Task objective:
Return the full listing word for word, but drop every picture from it.
....................
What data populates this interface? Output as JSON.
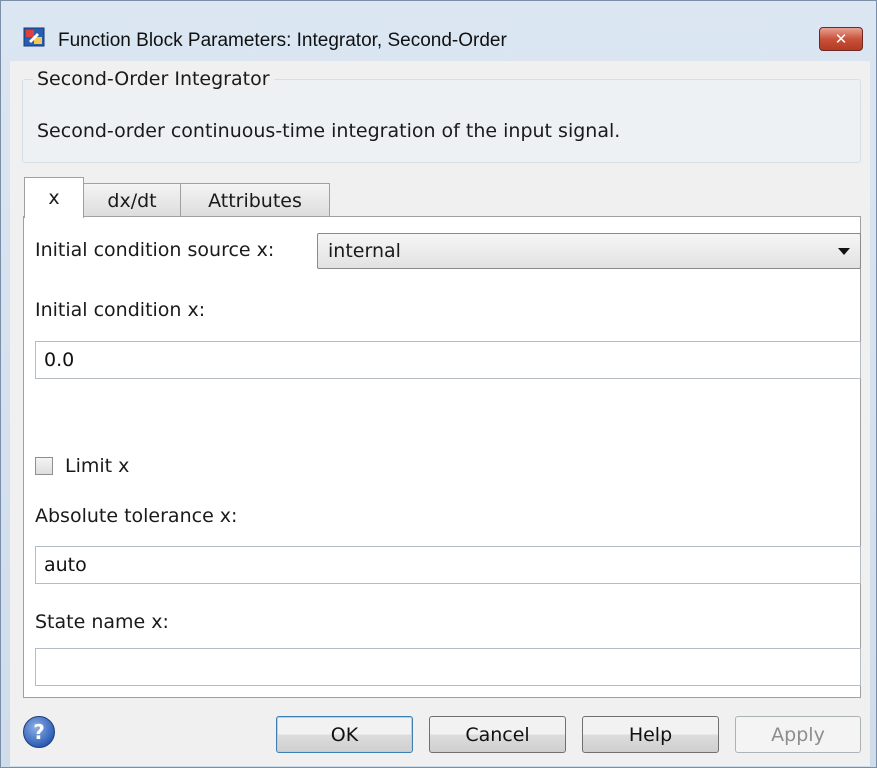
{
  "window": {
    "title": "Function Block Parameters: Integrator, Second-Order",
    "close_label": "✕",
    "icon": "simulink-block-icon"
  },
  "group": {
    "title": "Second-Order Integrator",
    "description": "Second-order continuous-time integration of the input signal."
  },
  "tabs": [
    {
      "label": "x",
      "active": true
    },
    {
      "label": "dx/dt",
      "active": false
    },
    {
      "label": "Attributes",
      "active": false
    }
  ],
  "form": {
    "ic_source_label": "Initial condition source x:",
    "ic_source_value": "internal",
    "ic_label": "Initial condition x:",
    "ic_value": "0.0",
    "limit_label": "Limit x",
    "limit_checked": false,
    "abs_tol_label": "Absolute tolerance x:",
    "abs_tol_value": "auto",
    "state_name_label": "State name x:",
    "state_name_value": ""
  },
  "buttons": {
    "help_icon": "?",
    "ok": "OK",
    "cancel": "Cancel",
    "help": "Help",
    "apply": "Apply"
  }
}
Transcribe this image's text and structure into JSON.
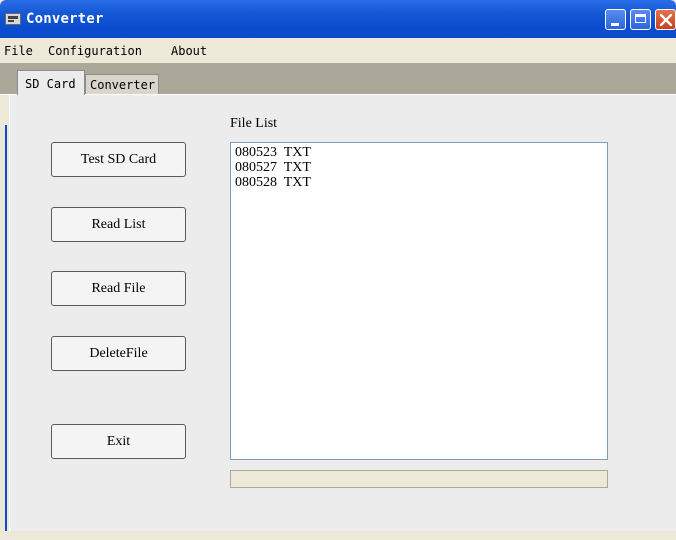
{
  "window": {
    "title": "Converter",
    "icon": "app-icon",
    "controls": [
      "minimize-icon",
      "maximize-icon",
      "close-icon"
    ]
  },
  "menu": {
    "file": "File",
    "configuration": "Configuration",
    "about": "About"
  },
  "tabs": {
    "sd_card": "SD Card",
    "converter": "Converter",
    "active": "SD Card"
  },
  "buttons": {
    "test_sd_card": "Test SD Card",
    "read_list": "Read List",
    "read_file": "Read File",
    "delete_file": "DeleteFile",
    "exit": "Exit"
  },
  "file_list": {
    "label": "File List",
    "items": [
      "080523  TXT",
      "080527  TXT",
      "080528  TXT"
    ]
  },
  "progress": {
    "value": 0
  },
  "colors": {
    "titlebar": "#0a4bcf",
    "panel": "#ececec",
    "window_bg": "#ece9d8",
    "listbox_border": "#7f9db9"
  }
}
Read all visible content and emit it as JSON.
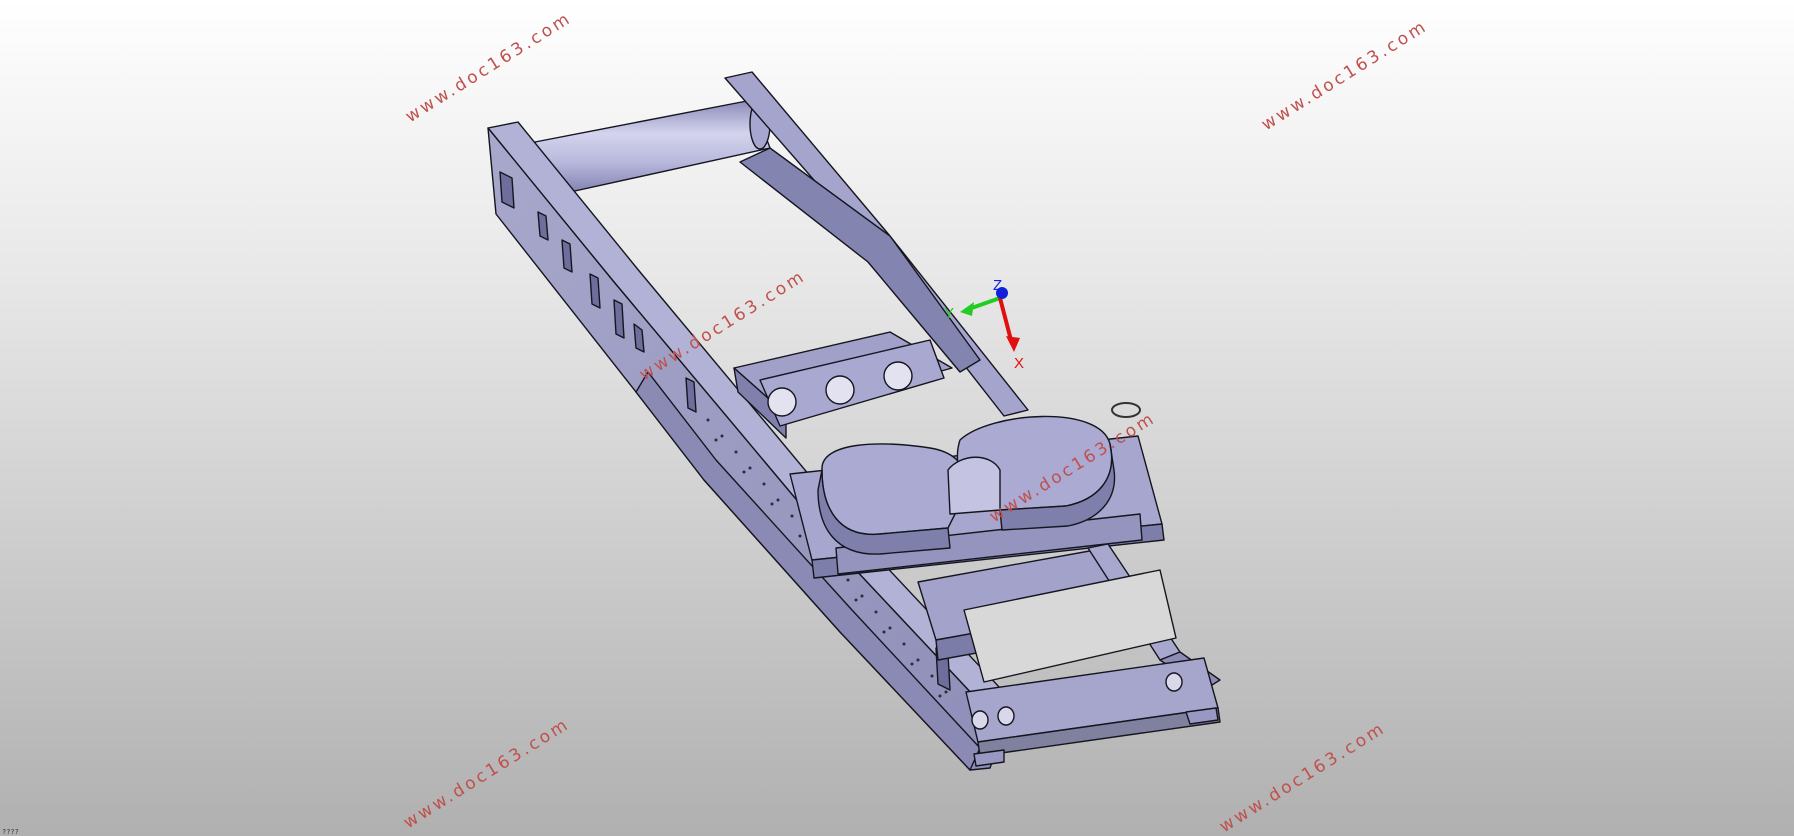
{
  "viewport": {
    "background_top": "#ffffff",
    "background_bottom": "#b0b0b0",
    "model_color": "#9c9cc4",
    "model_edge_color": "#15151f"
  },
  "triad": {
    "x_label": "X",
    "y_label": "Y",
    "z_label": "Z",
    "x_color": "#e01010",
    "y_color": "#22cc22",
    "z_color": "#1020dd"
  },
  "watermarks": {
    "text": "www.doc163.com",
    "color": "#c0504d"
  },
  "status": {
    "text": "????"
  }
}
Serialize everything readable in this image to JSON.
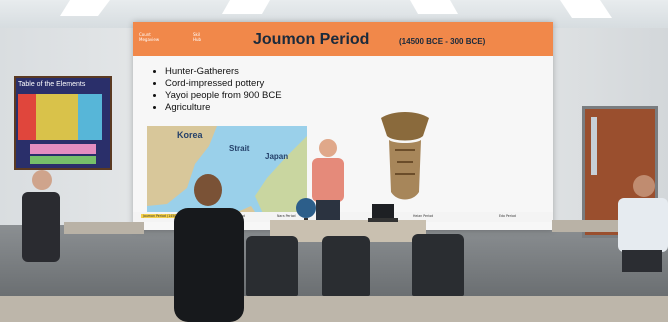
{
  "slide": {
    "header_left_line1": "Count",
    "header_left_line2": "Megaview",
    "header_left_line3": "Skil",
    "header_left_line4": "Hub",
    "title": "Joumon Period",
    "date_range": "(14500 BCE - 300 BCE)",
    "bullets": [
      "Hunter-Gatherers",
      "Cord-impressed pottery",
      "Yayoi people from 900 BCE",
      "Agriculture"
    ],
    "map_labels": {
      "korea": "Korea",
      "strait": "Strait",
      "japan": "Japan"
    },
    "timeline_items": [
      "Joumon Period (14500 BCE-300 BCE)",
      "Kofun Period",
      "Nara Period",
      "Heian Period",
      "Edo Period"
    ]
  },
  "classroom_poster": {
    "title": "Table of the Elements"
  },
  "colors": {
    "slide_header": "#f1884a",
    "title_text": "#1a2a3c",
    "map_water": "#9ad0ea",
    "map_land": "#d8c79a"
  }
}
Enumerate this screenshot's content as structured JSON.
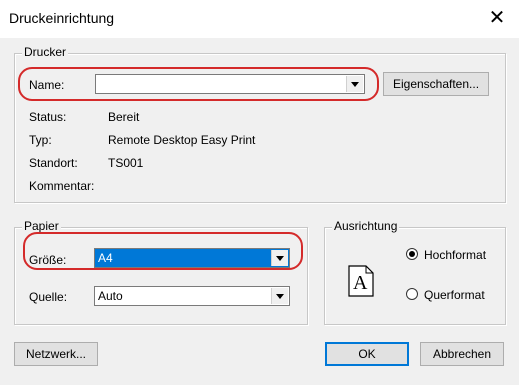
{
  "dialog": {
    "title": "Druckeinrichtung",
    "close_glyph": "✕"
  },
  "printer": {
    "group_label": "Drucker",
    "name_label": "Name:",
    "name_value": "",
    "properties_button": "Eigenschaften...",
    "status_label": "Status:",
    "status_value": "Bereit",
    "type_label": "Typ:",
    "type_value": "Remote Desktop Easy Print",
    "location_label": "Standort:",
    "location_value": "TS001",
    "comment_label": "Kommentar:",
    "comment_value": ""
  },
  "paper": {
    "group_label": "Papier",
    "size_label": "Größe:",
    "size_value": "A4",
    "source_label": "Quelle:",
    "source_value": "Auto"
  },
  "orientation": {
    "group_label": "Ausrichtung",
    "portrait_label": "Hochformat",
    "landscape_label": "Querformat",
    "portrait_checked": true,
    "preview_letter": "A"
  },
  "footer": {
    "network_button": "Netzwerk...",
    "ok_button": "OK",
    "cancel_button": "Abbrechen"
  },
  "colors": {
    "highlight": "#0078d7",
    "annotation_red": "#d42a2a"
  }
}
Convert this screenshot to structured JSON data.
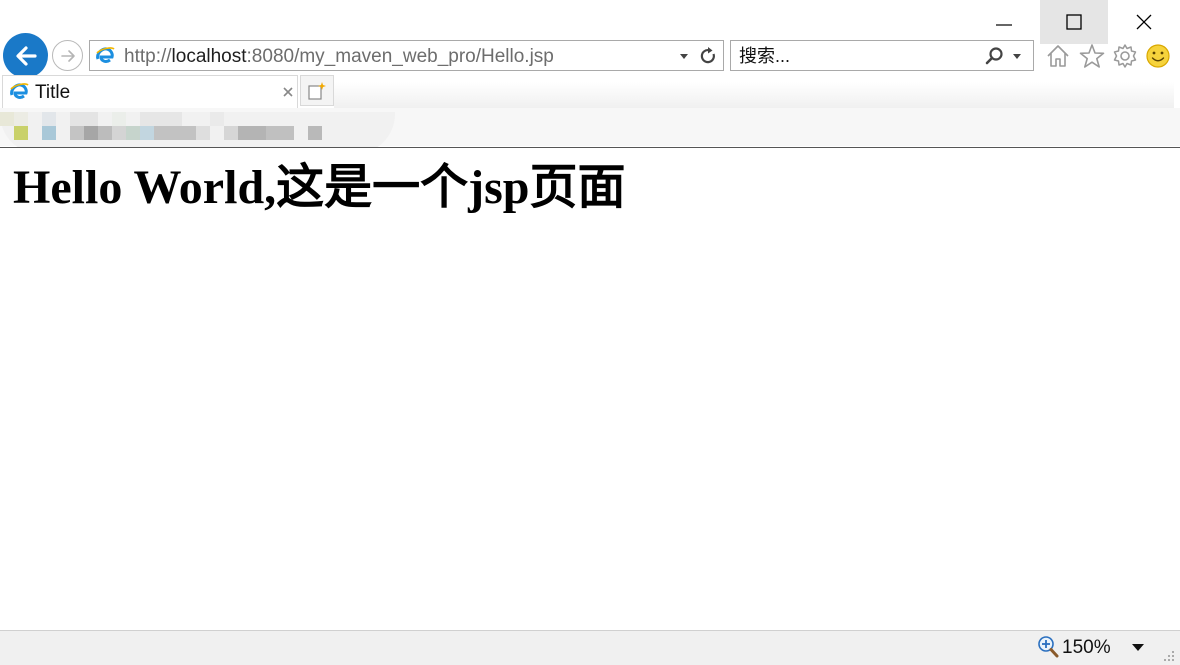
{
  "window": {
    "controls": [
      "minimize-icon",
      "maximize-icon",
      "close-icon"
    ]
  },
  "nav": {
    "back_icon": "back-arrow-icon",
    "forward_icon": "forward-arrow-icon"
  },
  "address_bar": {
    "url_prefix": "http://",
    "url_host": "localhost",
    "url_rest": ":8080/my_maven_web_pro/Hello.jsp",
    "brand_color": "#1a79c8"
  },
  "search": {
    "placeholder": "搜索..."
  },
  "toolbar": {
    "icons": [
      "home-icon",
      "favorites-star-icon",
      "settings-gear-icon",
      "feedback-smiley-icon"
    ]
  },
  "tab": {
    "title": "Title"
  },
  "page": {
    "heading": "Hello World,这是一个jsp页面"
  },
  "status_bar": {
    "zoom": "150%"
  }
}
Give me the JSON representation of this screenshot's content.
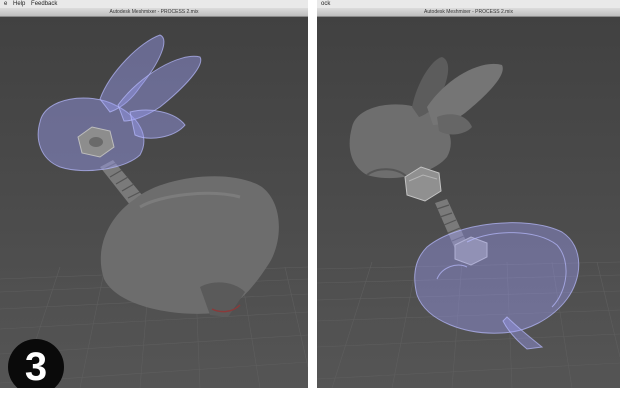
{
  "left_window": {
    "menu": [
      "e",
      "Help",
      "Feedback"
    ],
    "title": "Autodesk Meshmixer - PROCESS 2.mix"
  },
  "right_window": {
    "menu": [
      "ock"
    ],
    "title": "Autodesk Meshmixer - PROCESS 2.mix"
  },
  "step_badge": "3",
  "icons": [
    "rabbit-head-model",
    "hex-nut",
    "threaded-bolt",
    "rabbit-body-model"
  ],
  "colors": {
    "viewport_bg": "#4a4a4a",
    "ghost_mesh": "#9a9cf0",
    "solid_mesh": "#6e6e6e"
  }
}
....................
Answer box:
What data populates this interface? Output as JSON.
{
  "window": {
    "title": "Function Block Parameters: Integrator, Second-Order",
    "close_label": "✕",
    "icon": "simulink-block-icon"
  },
  "group": {
    "title": "Second-Order Integrator",
    "description": "Second-order continuous-time integration of the input signal."
  },
  "tabs": [
    {
      "label": "x",
      "active": true
    },
    {
      "label": "dx/dt",
      "active": false
    },
    {
      "label": "Attributes",
      "active": false
    }
  ],
  "form": {
    "ic_source_label": "Initial condition source x:",
    "ic_source_value": "internal",
    "ic_label": "Initial condition x:",
    "ic_value": "0.0",
    "limit_label": "Limit x",
    "limit_checked": false,
    "abs_tol_label": "Absolute tolerance x:",
    "abs_tol_value": "auto",
    "state_name_label": "State name x:",
    "state_name_value": ""
  },
  "buttons": {
    "help_icon": "?",
    "ok": "OK",
    "cancel": "Cancel",
    "help": "Help",
    "apply": "Apply"
  }
}
Transcribe this image's text and structure into JSON.
{
  "window": {
    "title": "Converter",
    "icon": "app-icon",
    "controls": [
      "minimize-icon",
      "maximize-icon",
      "close-icon"
    ]
  },
  "menu": {
    "file": "File",
    "configuration": "Configuration",
    "about": "About"
  },
  "tabs": {
    "sd_card": "SD Card",
    "converter": "Converter",
    "active": "SD Card"
  },
  "buttons": {
    "test_sd_card": "Test SD Card",
    "read_list": "Read List",
    "read_file": "Read File",
    "delete_file": "DeleteFile",
    "exit": "Exit"
  },
  "file_list": {
    "label": "File List",
    "items": [
      "080523  TXT",
      "080527  TXT",
      "080528  TXT"
    ]
  },
  "progress": {
    "value": 0
  },
  "colors": {
    "titlebar": "#0a4bcf",
    "panel": "#ececec",
    "window_bg": "#ece9d8",
    "listbox_border": "#7f9db9"
  }
}
Read all visible content and emit it as JSON.
{
  "viewport": {
    "background_top": "#ffffff",
    "background_bottom": "#b0b0b0",
    "model_color": "#9c9cc4",
    "model_edge_color": "#15151f"
  },
  "triad": {
    "x_label": "X",
    "y_label": "Y",
    "z_label": "Z",
    "x_color": "#e01010",
    "y_color": "#22cc22",
    "z_color": "#1020dd"
  },
  "watermarks": {
    "text": "www.doc163.com",
    "color": "#c0504d"
  },
  "status": {
    "text": "????"
  }
}
Serialize everything readable in this image to JSON.
{
  "slide": {
    "header_left_line1": "Count",
    "header_left_line2": "Megaview",
    "header_left_line3": "Skil",
    "header_left_line4": "Hub",
    "title": "Joumon Period",
    "date_range": "(14500 BCE - 300 BCE)",
    "bullets": [
      "Hunter-Gatherers",
      "Cord-impressed pottery",
      "Yayoi people from 900 BCE",
      "Agriculture"
    ],
    "map_labels": {
      "korea": "Korea",
      "strait": "Strait",
      "japan": "Japan"
    },
    "timeline_items": [
      "Joumon Period (14500 BCE-300 BCE)",
      "Kofun Period",
      "Nara Period",
      "Heian Period",
      "Edo Period"
    ]
  },
  "classroom_poster": {
    "title": "Table of the Elements"
  },
  "colors": {
    "slide_header": "#f1884a",
    "title_text": "#1a2a3c",
    "map_water": "#9ad0ea",
    "map_land": "#d8c79a"
  }
}
Enumerate this screenshot's content as structured JSON.
{
  "dialog": {
    "title": "Druckeinrichtung",
    "close_glyph": "✕"
  },
  "printer": {
    "group_label": "Drucker",
    "name_label": "Name:",
    "name_value": "",
    "properties_button": "Eigenschaften...",
    "status_label": "Status:",
    "status_value": "Bereit",
    "type_label": "Typ:",
    "type_value": "Remote Desktop Easy Print",
    "location_label": "Standort:",
    "location_value": "TS001",
    "comment_label": "Kommentar:",
    "comment_value": ""
  },
  "paper": {
    "group_label": "Papier",
    "size_label": "Größe:",
    "size_value": "A4",
    "source_label": "Quelle:",
    "source_value": "Auto"
  },
  "orientation": {
    "group_label": "Ausrichtung",
    "portrait_label": "Hochformat",
    "landscape_label": "Querformat",
    "portrait_checked": true,
    "preview_letter": "A"
  },
  "footer": {
    "network_button": "Netzwerk...",
    "ok_button": "OK",
    "cancel_button": "Abbrechen"
  },
  "colors": {
    "highlight": "#0078d7",
    "annotation_red": "#d42a2a"
  }
}
Convert this screenshot to structured JSON data.
{
  "window": {
    "controls": [
      "minimize-icon",
      "maximize-icon",
      "close-icon"
    ]
  },
  "nav": {
    "back_icon": "back-arrow-icon",
    "forward_icon": "forward-arrow-icon"
  },
  "address_bar": {
    "url_prefix": "http://",
    "url_host": "localhost",
    "url_rest": ":8080/my_maven_web_pro/Hello.jsp",
    "brand_color": "#1a79c8"
  },
  "search": {
    "placeholder": "搜索..."
  },
  "toolbar": {
    "icons": [
      "home-icon",
      "favorites-star-icon",
      "settings-gear-icon",
      "feedback-smiley-icon"
    ]
  },
  "tab": {
    "title": "Title"
  },
  "page": {
    "heading": "Hello World,这是一个jsp页面"
  },
  "status_bar": {
    "zoom": "150%"
  }
}
Give me the JSON representation of this screenshot's content.
{
  "left_window": {
    "menu": [
      "e",
      "Help",
      "Feedback"
    ],
    "title": "Autodesk Meshmixer - PROCESS 2.mix"
  },
  "right_window": {
    "menu": [
      "ock"
    ],
    "title": "Autodesk Meshmixer - PROCESS 2.mix"
  },
  "step_badge": "3",
  "icons": [
    "rabbit-head-model",
    "hex-nut",
    "threaded-bolt",
    "rabbit-body-model"
  ],
  "colors": {
    "viewport_bg": "#4a4a4a",
    "ghost_mesh": "#9a9cf0",
    "solid_mesh": "#6e6e6e"
  }
}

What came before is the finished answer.